Yesterday, one observation was recorded, and summarily, it goes like this: “The Bayonne flyer, (insert chuckle), more like ‘the white flyer‘–that train skips all the black neighborhoods.”

Okay, so this little quote might need some background. Setting: Jersey City, New Jersey. Transport: The Hudson-Bergen Light Rail. This above ground train makes stops from Hoboken to Bayonne, and is a relatively new addition to the area (ten to twenty years old). Stops have been added, and construction in the area is rampant–new high-rise apartments are being built and refurbished, and the downtown business district of Jersey City is a newly revamped, pristine center of finance–Morgan Stanley, Citigroup, Bank of America, and JP Morgan Chase all have some big, ominous buildings clustered together like a gang of four, blocking out the run-down, financially bankrupt foil a mile or so away. The argument is hard here, because the neighborhood is clean and developed, but it’s mostly a Monday through Friday, 9-5pm crowd. The luxurious buildings and fancy apre work bars lay vacant and unused during the weekend. Discarded office memos blow down tree lined boulevards like tumbleweeds on a Saturday afternoon. The “Bayonne Flyer” is a train that is express service, and it goes in both directions, but it only stops in the business district, Hoboken, and park and ride areas. Now, having observed for many months, it can be concluded that the Flyer is multicultural, for sure. But these so-called “flyers” are predominantly business types, and yes, your average white middle class yuppies. The contrast is pronounced between the flyers, however, and other trains, such as the West Side Avenue train, which runs local, at every stop. Even the most untrained, unfamiliar eye would see that on two different trains, such as the Flyer and the West Side Ave trains, the riders are varied–usually the divergences are noticable in terms of race, age, and class. This changes depending on the day of the week, and the time of day. But what is most notable is that the Bayonne Flyer only attracts people of a certain race and income range–that being white and upper middle. There are obviously exceptions, such as trips to areas within the Bayonne Flyer stops (there is a mall and grocery store).

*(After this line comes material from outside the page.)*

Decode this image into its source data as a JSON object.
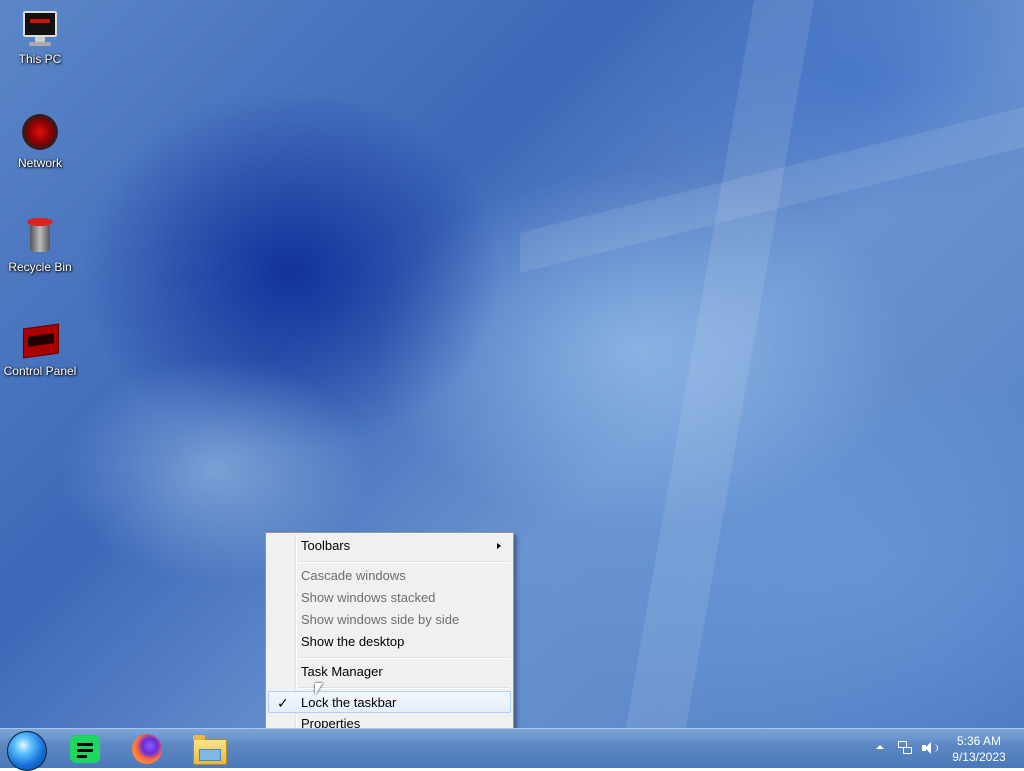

The men talking this over, about the “whiteness” of the Bayonne flyer, and it’s discriminatory stopping, were black. But that obviously doesn’t make a difference. What really matters about their observation is the injustice of it all. The West Side trains are just as busy, but they don’t skip the “white stops” on the way, making their travel equally as fast as the “Flyer.” If the NJ transit authority is going to segregate the light rail, they might as well go full tilt and create a West Side Flyer. It is utterly ridiculous to pass this off as consumer needs driven transportation–the plain-as-day truth is that the businesspeople moved into Jersey City and decided to take it over–white people are the minority of residents in Jersey City, yet it’s their preferences that are quietly, yet ever so overtly seeping into a town full of residents of a plethora or races and ethnicities. It’s wonderful, the diversity: South American, Indian, Chinese, African American, Middle Eastern, etc. It’s enjoyable to go shopping in a city where people speak many languages and other cultures are celebrated–yet the boring-as-vanilla-starbuck’s-latte lifestyle is creeping in, and it’s disturbing. Especially because these half-caff-no-foamers don’t live in Jersey City. If you buy/rent a place, you should get to participate in the dialogue. But dictation from Paramus is no good. And it’s so obvious.

Another disturbing and blatantly imbecile story here. What this woman is all about beats the living, breathing, cognitive daylights out of most people, for sure. As a preliminary argument, remember this:
1. Church and State separation, please?
2. Terrorists kill out of hatred, it’s commonly accepted that love is a bit different (no matter what kind)
3. Where are these studies?
4. This woman is ignorant as dirt. (sorry, dirt–we didn’t mean it!)